If you were stuck on Idaho’s stretch of 1-84 this morning, it wasn’t just the snow causing delays. Two cows ran amok on a stretch of the interstate early Wednesday after escaping their pasture. Footage shared by ABC News shows an Idaho couple viewing the cattle’s rampage before the bovines eventually bull straight into traffic.
“STEER CLEAR: Cowboys came to aid state police in Idaho when two cattle escaped their pasture and dashed down I-84 before they were lassoed and safely placed into a trailer,” ABC News posts to Twitter:
“Yup, that’s a cow. And he’s p*ssed,” the woman recording narrates as the first cow thrashes about behind the median. “Lots of cowboys and an angry cow… On the freeway. Oh, this cow is pissed!”
Then, expletives are flying as the cow runs directly out into traffic. “We’re also playing with the cow now!” the woman and her husband shout. Cowboys are frantically working their horses in the background as they try to rope the bovines.
It’s likely these cowboys are the owners of the cattle and are trying to make the situation right. Thankfully, no injuries have come to light as part of this minor rampage.
Taking Care of Cattle is No Small Affair
As the clip demonstrates, cattle can switch from docile to large and in charge on a dime. Ranchers must be on guard at all times around cattle of all shapes and sizes, as these enormous bovines can cause serious injury without ever intending to. And if they intend to, they can fatally injure in a heartbeat.
In fact, cows are responsible for killing more people in America each year than sharks and alligators combined.
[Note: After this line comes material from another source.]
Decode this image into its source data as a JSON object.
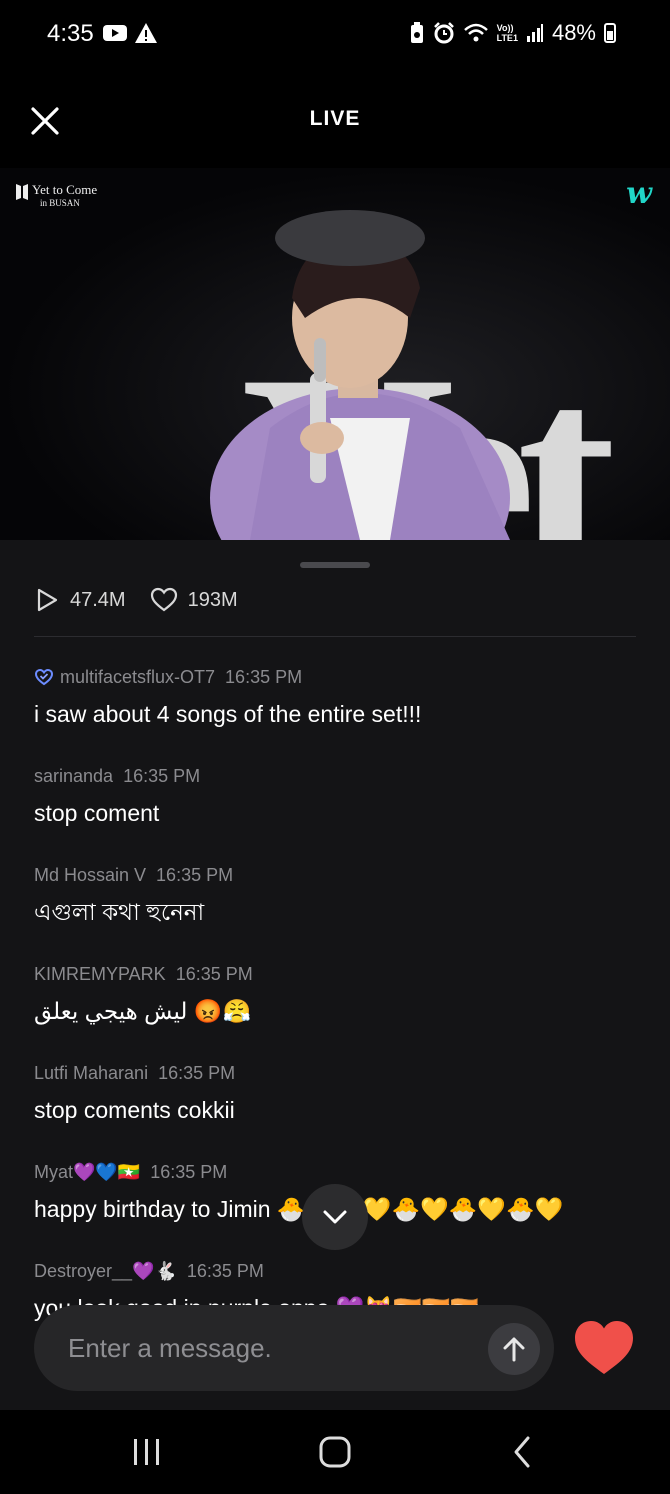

On average, about 20 people die from cattle trampling/injuries/mauling each year.
This isn’t to say cattle are inherently aggressive. In fact, they are typically the opposite. As a highland cattle rancher, I am amazed by how sweet, gentle, and curious these wonderful animals are. However, tending cattle requires constant caution and the utmost care. If something were to spook even a 1-year-old highland cow, at 400 lbs they’re still fully capable of trampling a person to death without ever meaning to.
Thankfully, this sort of scenario pales in comparison to the joys of cattle ranching. It’s a lot of hard work, but hard work is the kind that pays off in heaps:
How to Hand-Train Highland Coos! From their introduction on our homestead in August to now in December, these girls have made incredible strides! It takes daily work and a whole lot of patience, but the reward is one of the most fulfilling relationships man can have with any animal.JonoftheShire